(Items from an interface collection)
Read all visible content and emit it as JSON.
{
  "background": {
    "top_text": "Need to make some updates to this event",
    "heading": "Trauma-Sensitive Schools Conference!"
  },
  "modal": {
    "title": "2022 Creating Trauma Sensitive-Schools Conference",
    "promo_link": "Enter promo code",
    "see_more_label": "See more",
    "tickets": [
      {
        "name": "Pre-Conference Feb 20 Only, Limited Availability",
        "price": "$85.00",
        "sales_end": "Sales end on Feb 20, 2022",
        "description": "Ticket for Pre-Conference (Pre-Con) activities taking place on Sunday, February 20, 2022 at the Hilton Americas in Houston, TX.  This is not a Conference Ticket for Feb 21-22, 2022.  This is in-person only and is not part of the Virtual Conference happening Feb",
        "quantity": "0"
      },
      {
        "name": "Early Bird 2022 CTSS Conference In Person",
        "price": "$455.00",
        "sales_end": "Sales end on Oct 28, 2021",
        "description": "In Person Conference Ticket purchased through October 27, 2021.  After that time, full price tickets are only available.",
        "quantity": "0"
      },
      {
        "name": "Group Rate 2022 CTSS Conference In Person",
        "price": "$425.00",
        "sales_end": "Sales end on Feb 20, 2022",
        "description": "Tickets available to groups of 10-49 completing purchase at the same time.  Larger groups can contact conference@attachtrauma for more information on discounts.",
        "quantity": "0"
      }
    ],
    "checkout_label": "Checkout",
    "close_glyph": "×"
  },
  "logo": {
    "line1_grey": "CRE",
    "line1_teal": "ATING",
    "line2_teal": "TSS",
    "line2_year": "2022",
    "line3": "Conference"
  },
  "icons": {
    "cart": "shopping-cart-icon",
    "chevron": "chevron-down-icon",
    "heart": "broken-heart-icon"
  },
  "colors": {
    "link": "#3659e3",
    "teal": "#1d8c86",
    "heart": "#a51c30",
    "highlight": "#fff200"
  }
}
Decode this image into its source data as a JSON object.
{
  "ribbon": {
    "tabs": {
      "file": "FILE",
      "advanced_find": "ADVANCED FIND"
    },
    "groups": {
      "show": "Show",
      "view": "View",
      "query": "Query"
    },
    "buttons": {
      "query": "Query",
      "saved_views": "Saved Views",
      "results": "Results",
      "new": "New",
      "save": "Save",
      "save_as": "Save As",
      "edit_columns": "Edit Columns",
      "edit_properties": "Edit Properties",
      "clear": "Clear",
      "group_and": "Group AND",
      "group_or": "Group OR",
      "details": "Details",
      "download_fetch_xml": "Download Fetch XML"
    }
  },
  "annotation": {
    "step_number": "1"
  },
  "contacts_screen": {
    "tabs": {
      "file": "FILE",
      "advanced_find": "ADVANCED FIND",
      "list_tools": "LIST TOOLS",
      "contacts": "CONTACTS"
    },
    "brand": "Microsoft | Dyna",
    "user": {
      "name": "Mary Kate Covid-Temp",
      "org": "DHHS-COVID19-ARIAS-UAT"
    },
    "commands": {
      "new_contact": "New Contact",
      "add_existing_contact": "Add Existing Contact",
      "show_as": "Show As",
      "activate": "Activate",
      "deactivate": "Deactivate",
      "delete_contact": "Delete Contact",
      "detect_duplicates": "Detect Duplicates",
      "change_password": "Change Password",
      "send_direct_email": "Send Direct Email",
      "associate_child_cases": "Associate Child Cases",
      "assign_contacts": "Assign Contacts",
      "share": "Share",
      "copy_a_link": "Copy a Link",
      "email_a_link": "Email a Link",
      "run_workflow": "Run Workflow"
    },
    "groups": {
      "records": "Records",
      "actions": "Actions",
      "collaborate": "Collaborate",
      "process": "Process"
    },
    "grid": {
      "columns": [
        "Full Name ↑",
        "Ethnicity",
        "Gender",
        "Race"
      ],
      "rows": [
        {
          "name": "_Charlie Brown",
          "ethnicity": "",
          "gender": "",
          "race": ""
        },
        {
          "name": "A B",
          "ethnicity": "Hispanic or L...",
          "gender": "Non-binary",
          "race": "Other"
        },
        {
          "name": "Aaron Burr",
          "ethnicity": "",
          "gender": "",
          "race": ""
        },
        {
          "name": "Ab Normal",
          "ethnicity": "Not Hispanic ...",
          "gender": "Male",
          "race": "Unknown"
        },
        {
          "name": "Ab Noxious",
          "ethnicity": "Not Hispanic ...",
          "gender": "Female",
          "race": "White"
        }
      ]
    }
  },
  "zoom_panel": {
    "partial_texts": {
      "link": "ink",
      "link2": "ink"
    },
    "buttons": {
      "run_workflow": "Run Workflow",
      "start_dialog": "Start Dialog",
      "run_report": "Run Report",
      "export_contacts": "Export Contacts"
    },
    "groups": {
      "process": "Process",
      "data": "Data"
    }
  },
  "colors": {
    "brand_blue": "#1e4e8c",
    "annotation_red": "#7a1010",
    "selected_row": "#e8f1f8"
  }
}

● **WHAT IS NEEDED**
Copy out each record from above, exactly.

● **COMPLETED EXERCISE**
Read all visible content and emit it as JSON.
{
  "background": {
    "top_text": "Need to make some updates to this event",
    "heading": "Trauma-Sensitive Schools Conference!"
  },
  "modal": {
    "title": "2022 Creating Trauma Sensitive-Schools Conference",
    "promo_link": "Enter promo code",
    "see_more_label": "See more",
    "tickets": [
      {
        "name": "Pre-Conference Feb 20 Only, Limited Availability",
        "price": "$85.00",
        "sales_end": "Sales end on Feb 20, 2022",
        "description": "Ticket for Pre-Conference (Pre-Con) activities taking place on Sunday, February 20, 2022 at the Hilton Americas in Houston, TX.  This is not a Conference Ticket for Feb 21-22, 2022.  This is in-person only and is not part of the Virtual Conference happening Feb",
        "quantity": "0"
      },
      {
        "name": "Early Bird 2022 CTSS Conference In Person",
        "price": "$455.00",
        "sales_end": "Sales end on Oct 28, 2021",
        "description": "In Person Conference Ticket purchased through October 27, 2021.  After that time, full price tickets are only available.",
        "quantity": "0"
      },
      {
        "name": "Group Rate 2022 CTSS Conference In Person",
        "price": "$425.00",
        "sales_end": "Sales end on Feb 20, 2022",
        "description": "Tickets available to groups of 10-49 completing purchase at the same time.  Larger groups can contact conference@attachtrauma for more information on discounts.",
        "quantity": "0"
      }
    ],
    "checkout_label": "Checkout",
    "close_glyph": "×"
  },
  "logo": {
    "line1_grey": "CRE",
    "line1_teal": "ATING",
    "line2_teal": "TSS",
    "line2_year": "2022",
    "line3": "Conference"
  },
  "icons": {
    "cart": "shopping-cart-icon",
    "chevron": "chevron-down-icon",
    "heart": "broken-heart-icon"
  },
  "colors": {
    "link": "#3659e3",
    "teal": "#1d8c86",
    "heart": "#a51c30",
    "highlight": "#fff200"
  }
}
Decode this image into its source data as a JSON object.
{
  "ribbon": {
    "tabs": {
      "file": "FILE",
      "advanced_find": "ADVANCED FIND"
    },
    "groups": {
      "show": "Show",
      "view": "View",
      "query": "Query"
    },
    "buttons": {
      "query": "Query",
      "saved_views": "Saved Views",
      "results": "Results",
      "new": "New",
      "save": "Save",
      "save_as": "Save As",
      "edit_columns": "Edit Columns",
      "edit_properties": "Edit Properties",
      "clear": "Clear",
      "group_and": "Group AND",
      "group_or": "Group OR",
      "details": "Details",
      "download_fetch_xml": "Download Fetch XML"
    }
  },
  "annotation": {
    "step_number": "1"
  },
  "contacts_screen": {
    "tabs": {
      "file": "FILE",
      "advanced_find": "ADVANCED FIND",
      "list_tools": "LIST TOOLS",
      "contacts": "CONTACTS"
    },
    "brand": "Microsoft | Dyna",
    "user": {
      "name": "Mary Kate Covid-Temp",
      "org": "DHHS-COVID19-ARIAS-UAT"
    },
    "commands": {
      "new_contact": "New Contact",
      "add_existing_contact": "Add Existing Contact",
      "show_as": "Show As",
      "activate": "Activate",
      "deactivate": "Deactivate",
      "delete_contact": "Delete Contact",
      "detect_duplicates": "Detect Duplicates",
      "change_password": "Change Password",
      "send_direct_email": "Send Direct Email",
      "associate_child_cases": "Associate Child Cases",
      "assign_contacts": "Assign Contacts",
      "share": "Share",
      "copy_a_link": "Copy a Link",
      "email_a_link": "Email a Link",
      "run_workflow": "Run Workflow"
    },
    "groups": {
      "records": "Records",
      "actions": "Actions",
      "collaborate": "Collaborate",
      "process": "Process"
    },
    "grid": {
      "columns": [
        "Full Name ↑",
        "Ethnicity",
        "Gender",
        "Race"
      ],
      "rows": [
        {
          "name": "_Charlie Brown",
          "ethnicity": "",
          "gender": "",
          "race": ""
        },
        {
          "name": "A B",
          "ethnicity": "Hispanic or L...",
          "gender": "Non-binary",
          "race": "Other"
        },
        {
          "name": "Aaron Burr",
          "ethnicity": "",
          "gender": "",
          "race": ""
        },
        {
          "name": "Ab Normal",
          "ethnicity": "Not Hispanic ...",
          "gender": "Male",
          "race": "Unknown"
        },
        {
          "name": "Ab Noxious",
          "ethnicity": "Not Hispanic ...",
          "gender": "Female",
          "race": "White"
        }
      ]
    }
  },
  "zoom_panel": {
    "partial_texts": {
      "link": "ink",
      "link2": "ink"
    },
    "buttons": {
      "run_workflow": "Run Workflow",
      "start_dialog": "Start Dialog",
      "run_report": "Run Report",
      "export_contacts": "Export Contacts"
    },
    "groups": {
      "process": "Process",
      "data": "Data"
    }
  },
  "colors": {
    "brand_blue": "#1e4e8c",
    "annotation_red": "#7a1010",
    "selected_row": "#e8f1f8"
  }
}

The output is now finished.